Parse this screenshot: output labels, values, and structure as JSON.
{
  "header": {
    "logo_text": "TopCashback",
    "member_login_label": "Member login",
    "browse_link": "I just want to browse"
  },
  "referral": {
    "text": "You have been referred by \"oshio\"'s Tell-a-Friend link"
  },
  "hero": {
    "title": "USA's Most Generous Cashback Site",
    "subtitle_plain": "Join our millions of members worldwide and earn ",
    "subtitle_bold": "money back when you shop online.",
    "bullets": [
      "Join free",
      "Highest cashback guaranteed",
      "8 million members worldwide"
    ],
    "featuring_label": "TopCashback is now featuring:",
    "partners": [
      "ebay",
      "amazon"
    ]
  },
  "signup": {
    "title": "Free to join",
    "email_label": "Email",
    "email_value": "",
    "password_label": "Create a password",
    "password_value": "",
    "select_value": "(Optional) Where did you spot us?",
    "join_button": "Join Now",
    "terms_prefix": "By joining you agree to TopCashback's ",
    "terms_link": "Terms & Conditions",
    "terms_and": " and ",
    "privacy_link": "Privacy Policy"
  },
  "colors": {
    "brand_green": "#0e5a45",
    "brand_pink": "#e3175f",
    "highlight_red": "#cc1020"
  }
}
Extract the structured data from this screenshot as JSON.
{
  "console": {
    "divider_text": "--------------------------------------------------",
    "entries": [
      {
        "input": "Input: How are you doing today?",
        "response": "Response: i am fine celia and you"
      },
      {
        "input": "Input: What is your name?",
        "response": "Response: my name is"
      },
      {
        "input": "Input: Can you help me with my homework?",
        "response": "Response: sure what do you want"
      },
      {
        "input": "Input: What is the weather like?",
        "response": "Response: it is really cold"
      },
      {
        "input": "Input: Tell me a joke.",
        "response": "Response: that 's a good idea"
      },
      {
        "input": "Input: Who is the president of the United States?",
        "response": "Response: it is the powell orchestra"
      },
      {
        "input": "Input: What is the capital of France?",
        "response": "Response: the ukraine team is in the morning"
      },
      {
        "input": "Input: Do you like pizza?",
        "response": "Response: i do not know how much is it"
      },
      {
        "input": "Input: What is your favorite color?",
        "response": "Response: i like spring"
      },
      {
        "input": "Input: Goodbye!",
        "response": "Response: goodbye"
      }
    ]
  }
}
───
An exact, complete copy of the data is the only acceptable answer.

Parse this screenshot: output labels, values, and structure as JSON.
{
  "header": {
    "logo_text": "TopCashback",
    "member_login_label": "Member login",
    "browse_link": "I just want to browse"
  },
  "referral": {
    "text": "You have been referred by \"oshio\"'s Tell-a-Friend link"
  },
  "hero": {
    "title": "USA's Most Generous Cashback Site",
    "subtitle_plain": "Join our millions of members worldwide and earn ",
    "subtitle_bold": "money back when you shop online.",
    "bullets": [
      "Join free",
      "Highest cashback guaranteed",
      "8 million members worldwide"
    ],
    "featuring_label": "TopCashback is now featuring:",
    "partners": [
      "ebay",
      "amazon"
    ]
  },
  "signup": {
    "title": "Free to join",
    "email_label": "Email",
    "email_value": "",
    "password_label": "Create a password",
    "password_value": "",
    "select_value": "(Optional) Where did you spot us?",
    "join_button": "Join Now",
    "terms_prefix": "By joining you agree to TopCashback's ",
    "terms_link": "Terms & Conditions",
    "terms_and": " and ",
    "privacy_link": "Privacy Policy"
  },
  "colors": {
    "brand_green": "#0e5a45",
    "brand_pink": "#e3175f",
    "highlight_red": "#cc1020"
  }
}
Extract the structured data from this screenshot as JSON.
{
  "console": {
    "divider_text": "--------------------------------------------------",
    "entries": [
      {
        "input": "Input: How are you doing today?",
        "response": "Response: i am fine celia and you"
      },
      {
        "input": "Input: What is your name?",
        "response": "Response: my name is"
      },
      {
        "input": "Input: Can you help me with my homework?",
        "response": "Response: sure what do you want"
      },
      {
        "input": "Input: What is the weather like?",
        "response": "Response: it is really cold"
      },
      {
        "input": "Input: Tell me a joke.",
        "response": "Response: that 's a good idea"
      },
      {
        "input": "Input: Who is the president of the United States?",
        "response": "Response: it is the powell orchestra"
      },
      {
        "input": "Input: What is the capital of France?",
        "response": "Response: the ukraine team is in the morning"
      },
      {
        "input": "Input: Do you like pizza?",
        "response": "Response: i do not know how much is it"
      },
      {
        "input": "Input: What is your favorite color?",
        "response": "Response: i like spring"
      },
      {
        "input": "Input: Goodbye!",
        "response": "Response: goodbye"
      }
    ]
  }
}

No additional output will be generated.